GIVEN DATA =>
* * *
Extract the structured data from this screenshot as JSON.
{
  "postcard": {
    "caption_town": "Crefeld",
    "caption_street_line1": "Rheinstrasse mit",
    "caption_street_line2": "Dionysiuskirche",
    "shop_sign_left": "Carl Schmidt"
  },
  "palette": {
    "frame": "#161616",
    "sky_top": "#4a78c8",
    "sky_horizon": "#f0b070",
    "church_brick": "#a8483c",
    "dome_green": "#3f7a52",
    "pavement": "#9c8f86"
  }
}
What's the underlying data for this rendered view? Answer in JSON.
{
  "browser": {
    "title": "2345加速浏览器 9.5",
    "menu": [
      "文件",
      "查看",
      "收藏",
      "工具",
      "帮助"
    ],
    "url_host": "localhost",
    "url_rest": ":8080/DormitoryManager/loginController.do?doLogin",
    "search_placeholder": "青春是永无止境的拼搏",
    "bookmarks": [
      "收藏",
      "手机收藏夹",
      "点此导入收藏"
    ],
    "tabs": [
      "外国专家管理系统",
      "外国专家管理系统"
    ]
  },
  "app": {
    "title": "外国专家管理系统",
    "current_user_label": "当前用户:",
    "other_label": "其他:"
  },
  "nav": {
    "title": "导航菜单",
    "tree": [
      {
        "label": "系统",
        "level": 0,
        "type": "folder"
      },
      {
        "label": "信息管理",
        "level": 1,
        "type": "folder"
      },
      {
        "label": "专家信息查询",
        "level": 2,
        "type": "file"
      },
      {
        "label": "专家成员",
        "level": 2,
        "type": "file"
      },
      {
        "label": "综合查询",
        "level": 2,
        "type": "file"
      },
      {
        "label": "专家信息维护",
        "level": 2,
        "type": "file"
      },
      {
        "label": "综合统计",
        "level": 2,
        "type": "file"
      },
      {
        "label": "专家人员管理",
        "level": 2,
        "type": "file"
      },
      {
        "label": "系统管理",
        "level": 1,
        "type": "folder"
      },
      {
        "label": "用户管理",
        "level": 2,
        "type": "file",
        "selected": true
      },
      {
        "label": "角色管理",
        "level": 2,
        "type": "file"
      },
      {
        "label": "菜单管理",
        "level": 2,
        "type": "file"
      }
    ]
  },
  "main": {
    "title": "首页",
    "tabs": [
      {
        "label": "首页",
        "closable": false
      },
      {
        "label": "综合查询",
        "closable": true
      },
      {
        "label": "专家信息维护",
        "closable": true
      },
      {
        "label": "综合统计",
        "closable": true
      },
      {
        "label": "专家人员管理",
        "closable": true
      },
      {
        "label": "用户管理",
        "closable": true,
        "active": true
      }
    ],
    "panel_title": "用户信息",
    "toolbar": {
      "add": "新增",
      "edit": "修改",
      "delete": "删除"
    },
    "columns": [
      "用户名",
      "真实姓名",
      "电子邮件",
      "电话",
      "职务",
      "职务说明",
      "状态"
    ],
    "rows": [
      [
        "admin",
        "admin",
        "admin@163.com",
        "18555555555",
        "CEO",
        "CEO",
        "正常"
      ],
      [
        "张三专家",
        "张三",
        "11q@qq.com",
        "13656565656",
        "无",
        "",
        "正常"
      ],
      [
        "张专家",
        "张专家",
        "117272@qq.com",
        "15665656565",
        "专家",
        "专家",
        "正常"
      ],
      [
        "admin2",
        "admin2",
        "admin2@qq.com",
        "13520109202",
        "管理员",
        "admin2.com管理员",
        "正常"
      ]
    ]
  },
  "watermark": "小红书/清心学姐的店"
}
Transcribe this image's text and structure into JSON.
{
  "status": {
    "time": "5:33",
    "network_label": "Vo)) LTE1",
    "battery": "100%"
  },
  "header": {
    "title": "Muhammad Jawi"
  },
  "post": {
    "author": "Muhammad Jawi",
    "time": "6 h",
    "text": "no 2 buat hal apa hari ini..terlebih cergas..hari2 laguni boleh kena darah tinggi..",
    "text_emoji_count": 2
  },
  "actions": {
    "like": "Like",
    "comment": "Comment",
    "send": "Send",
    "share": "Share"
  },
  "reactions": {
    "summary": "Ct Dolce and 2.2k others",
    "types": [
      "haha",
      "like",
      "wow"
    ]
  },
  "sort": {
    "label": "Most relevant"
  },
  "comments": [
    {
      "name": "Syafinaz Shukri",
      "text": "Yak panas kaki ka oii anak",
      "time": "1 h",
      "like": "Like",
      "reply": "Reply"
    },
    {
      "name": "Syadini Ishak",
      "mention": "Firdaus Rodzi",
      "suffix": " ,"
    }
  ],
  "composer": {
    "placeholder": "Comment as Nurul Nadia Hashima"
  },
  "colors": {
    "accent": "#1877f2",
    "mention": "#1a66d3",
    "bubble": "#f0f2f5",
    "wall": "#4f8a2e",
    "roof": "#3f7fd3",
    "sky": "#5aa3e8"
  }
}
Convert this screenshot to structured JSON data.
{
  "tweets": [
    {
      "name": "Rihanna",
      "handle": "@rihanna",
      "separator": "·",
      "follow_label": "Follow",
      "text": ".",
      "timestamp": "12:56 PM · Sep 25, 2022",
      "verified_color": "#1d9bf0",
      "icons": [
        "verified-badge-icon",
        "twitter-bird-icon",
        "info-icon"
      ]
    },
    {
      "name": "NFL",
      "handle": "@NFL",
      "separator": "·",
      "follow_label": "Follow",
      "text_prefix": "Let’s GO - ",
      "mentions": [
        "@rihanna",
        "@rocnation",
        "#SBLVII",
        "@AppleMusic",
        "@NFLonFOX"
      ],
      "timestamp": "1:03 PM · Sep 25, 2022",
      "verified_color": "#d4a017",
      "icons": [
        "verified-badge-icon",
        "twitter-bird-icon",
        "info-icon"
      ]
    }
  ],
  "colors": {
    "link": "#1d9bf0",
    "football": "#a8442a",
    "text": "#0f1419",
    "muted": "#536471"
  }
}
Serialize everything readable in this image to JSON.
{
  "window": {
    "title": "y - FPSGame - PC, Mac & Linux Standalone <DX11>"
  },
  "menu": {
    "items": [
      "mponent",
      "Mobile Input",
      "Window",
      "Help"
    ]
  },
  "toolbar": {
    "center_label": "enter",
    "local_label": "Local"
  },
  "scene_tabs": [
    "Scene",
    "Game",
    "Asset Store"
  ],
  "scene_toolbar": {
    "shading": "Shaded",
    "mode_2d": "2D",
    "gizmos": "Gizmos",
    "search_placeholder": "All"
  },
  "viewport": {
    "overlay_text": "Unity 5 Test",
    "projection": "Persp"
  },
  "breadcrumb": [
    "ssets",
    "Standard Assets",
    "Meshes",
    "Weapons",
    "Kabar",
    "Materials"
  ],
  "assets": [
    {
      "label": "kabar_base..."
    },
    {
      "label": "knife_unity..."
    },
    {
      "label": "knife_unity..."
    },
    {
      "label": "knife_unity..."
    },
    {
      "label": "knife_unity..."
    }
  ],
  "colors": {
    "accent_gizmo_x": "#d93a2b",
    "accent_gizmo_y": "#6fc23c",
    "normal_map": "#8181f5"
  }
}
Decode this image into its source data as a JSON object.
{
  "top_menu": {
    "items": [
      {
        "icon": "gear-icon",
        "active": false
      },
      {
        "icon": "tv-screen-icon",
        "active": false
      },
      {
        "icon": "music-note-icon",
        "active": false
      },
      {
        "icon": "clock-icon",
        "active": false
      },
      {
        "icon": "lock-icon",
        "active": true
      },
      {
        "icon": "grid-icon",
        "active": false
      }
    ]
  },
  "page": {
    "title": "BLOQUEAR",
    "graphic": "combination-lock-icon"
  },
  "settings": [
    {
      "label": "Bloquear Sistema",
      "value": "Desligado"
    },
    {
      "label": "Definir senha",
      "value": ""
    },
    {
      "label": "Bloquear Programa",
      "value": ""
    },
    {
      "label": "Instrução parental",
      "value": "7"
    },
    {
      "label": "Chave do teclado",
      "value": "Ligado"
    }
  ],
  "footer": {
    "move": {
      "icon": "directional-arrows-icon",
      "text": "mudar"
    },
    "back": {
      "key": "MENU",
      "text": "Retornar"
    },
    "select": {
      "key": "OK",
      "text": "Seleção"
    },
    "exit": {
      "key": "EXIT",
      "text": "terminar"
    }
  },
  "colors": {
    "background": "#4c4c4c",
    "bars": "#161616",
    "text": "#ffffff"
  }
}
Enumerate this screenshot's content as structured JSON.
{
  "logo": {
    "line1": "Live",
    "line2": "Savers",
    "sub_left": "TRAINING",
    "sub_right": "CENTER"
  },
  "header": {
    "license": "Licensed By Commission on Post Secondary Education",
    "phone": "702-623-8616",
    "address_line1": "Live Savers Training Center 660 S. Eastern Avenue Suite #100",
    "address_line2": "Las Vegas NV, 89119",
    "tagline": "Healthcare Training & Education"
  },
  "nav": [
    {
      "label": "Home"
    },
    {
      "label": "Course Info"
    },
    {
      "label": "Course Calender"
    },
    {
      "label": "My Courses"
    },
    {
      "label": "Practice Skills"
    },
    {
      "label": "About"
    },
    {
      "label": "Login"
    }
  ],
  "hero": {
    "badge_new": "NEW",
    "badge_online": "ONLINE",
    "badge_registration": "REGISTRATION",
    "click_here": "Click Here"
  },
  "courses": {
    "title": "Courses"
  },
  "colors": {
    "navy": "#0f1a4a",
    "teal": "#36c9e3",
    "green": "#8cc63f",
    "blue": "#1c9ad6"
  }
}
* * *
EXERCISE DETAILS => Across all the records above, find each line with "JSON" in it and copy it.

RESULT FOR THIS EXERCISE =>
Extract the structured data from this screenshot as JSON.
What's the underlying data for this rendered view? Answer in JSON.
Transcribe this image's text and structure into JSON.
Convert this screenshot to structured JSON data.
Serialize everything readable in this image to JSON.
Decode this image into its source data as a JSON object.
Enumerate this screenshot's content as structured JSON.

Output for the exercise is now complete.